Dallas has been a bit deflated. The Dallas Museum of Art’s bid to buy the newly discovered Leonardo, Salvator Mundi, has been rejected. The amount offered — which I have not been able to determine — was not high enough.
Since July (see my previous post), the painting has been in Dallas, and museum director Max Anderson has raised “tens of millions” of dollars to buy it. Anderson believed it would be a “destination painting,” driving attendance to the museum to see one of two Leonardo paintings in American public collections. One source said “Max worked tirelessly” to enlist museum donors and people who had not been donors in the past. Many were enthusiastic, but it’s unclear how many came through.
But the owners, still a mystery, were seeking some $200 million for it. And while the work is now almost universally accepted as being by the master, at least for the most part, some people did not see it as worth that much. Who knows? A painting is worth what someone will pay.
I have heard, too, that the owners did not hold out — that they wanted the picture to go to the Dallas museum, if possible. “Many accommodations were made,” a source says. In the end, there was a gap — how big, no one is telling me.
The museum has issued a statement saying, in part:
While the museum’s leadership was hopeful that the painting would be acquired for the benefit and enjoyment of the public, they are incredibly inspired by and grateful for the outpouring of community support for the campaign to acquire this work.
Anderson, according to the Dallas Morning News, said it “was a privilege to be responsible for the safekeeping of this masterwork as we assembled commitments towards its purchase.

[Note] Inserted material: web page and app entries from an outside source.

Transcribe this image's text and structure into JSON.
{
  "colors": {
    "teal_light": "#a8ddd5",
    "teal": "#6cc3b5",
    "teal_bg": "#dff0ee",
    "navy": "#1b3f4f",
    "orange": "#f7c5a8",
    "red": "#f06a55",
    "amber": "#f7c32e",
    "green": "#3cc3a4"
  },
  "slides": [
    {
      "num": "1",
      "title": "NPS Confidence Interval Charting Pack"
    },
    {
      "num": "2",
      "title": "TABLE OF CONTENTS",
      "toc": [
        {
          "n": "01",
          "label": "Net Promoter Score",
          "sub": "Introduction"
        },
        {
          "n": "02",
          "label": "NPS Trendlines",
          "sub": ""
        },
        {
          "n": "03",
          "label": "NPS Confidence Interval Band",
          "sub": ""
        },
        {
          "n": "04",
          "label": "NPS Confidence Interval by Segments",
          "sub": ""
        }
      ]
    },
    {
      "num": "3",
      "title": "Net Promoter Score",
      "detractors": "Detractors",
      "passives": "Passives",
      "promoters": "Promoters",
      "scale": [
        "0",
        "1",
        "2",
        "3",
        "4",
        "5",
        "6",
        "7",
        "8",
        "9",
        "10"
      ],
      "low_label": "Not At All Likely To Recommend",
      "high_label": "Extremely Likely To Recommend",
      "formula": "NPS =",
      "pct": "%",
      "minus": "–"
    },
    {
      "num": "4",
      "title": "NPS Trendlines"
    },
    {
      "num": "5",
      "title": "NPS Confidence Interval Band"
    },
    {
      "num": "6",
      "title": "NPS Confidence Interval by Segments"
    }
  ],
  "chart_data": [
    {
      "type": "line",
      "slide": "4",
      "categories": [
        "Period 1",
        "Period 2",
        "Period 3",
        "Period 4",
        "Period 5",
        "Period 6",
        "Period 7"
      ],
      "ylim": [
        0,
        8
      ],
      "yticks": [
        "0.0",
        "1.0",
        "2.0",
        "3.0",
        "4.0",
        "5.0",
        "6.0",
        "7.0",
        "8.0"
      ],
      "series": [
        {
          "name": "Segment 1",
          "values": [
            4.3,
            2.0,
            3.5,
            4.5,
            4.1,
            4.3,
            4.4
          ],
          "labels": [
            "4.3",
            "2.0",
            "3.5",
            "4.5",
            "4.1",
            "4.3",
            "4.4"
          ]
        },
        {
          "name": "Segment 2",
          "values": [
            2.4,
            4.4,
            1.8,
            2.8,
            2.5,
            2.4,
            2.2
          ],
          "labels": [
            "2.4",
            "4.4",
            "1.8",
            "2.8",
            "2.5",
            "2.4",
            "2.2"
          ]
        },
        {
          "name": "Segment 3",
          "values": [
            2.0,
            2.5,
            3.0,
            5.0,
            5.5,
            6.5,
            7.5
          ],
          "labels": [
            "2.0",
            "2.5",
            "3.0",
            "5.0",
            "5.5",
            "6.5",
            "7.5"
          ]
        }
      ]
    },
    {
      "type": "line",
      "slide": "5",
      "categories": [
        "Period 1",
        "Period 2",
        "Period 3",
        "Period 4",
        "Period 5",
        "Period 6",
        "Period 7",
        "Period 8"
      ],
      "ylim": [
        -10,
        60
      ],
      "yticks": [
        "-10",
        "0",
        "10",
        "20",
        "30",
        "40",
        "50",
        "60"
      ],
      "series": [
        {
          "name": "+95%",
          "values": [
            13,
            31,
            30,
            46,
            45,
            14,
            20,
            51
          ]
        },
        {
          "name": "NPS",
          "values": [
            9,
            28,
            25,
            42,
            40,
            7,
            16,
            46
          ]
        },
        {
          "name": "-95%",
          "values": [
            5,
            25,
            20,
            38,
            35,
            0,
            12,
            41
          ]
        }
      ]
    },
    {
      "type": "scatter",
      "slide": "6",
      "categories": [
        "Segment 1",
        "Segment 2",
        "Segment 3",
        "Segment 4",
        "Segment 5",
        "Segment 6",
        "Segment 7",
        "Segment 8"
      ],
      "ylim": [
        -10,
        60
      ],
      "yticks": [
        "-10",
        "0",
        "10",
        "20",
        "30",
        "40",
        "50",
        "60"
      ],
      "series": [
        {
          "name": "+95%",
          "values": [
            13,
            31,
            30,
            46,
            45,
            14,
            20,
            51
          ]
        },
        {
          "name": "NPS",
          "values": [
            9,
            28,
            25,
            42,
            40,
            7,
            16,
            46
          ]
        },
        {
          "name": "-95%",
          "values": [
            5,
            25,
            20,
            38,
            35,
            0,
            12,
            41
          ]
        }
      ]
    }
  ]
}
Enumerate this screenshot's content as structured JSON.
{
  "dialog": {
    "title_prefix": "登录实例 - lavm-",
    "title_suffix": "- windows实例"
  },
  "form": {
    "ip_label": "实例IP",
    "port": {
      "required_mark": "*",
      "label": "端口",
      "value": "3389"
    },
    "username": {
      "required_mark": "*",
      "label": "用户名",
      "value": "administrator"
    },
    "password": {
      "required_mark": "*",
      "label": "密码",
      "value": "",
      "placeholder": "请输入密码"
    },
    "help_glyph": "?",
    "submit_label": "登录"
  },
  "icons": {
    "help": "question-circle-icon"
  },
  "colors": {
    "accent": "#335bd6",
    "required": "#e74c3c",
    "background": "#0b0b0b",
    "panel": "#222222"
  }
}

The fortunate few who saw it in person will not soon forget its beauty, power and majesty.”
The picture has left Dallas and is now back in New York, I’m told.